As the economy sinks, insomnia increases and America searches for a good night’s sleep

Chris Dalto is an affable fellow, a happily married father of two and a lawyer-turned-financial planner. Normally, he sleeps like a baby.

Social Support Shields Spouse from Damage of Caregiving

Yolanda Spencer is eternally grateful for the weekly visits from fellow members of the Bethel AME Church in Jamaica Plain. Without them, she’s not sure how she would have survived the last eight years, since her husband Vincent, now 62, fell off a ladder and became a quadriplegic.

Some comfort for the grieving: There’s no wrong way to do it

Grieving used to be seen as a very straightforward process: You cried at the funeral, were sad for a few months, then you had some “closure,” and got on with your life.

Psychologists — both pop and professional — thought that anyone who didn’t cry at the funeral or were still crying a year later was either heartless or overly emotional.

Eat Fish, Be Happy

Feeling depressed? Ask not what your parents did or didn’t do when you were a child. Ask yourself what you had for dinner last night, and the night before, and the night before that.

Biology May be to Blame for Panic Attacks

Carol Brown  is 54 now, healthy and happy. But until her early 40s, her life was one panic attack after another.

Alcoholism a Disease or a Moral Failing

In the old days, people used to debate whether alcoholism was a disease or a moral failing. Now it is abundantly clear that not only is it a disease, but one with a strong genetic component.

Brain Scanning and OCD

The sophisticated science of brain scanning may be on the brink of revolutionizing the intuitive art of psychiatry, one of the few domains left in medicine in which a doctor’s educated guess is still the most common way to figure out what’s wrong

Meditation and the Brain ….?

For decades, open-minded Westerners – patients and doctors alike – have been touting the medical benefits of meditation, an ancient Eastern practice that comes in hundreds if not thousands of different flavors but consists basically of quieting the mind through moment-to-moment nonjudgmental awareness.

Sleep and Memory – Are they Intertwined?

In July, researchers led by Robert Stickgold, an assistant professor of psychiatry at Harvard Medical School, reported that a full eight hours’ sleep after learning a motor task boosts performance by 20 percent the next day.

Even a one-hour nap can improve scores on a simple visual task, others reported in May.

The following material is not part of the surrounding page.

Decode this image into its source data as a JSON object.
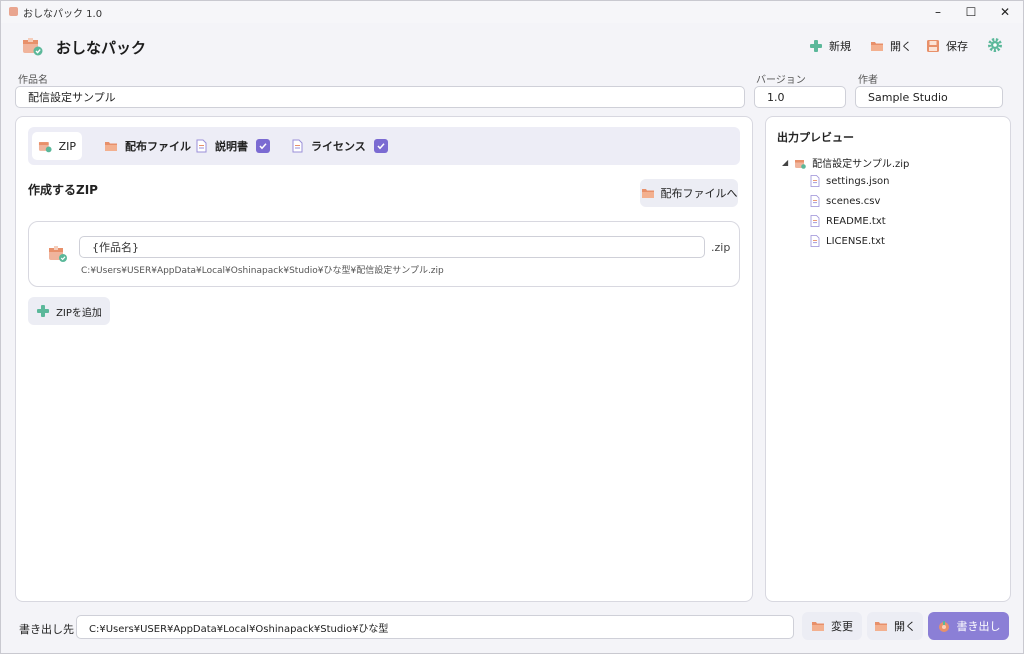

New Drug for Narcolepsy

Mary Rourke, a 55-year old teacher from Salem, N.H., used to nod off all the time as a child, but people just shrugged and said, “Oh, she must be very tired,” she recalls.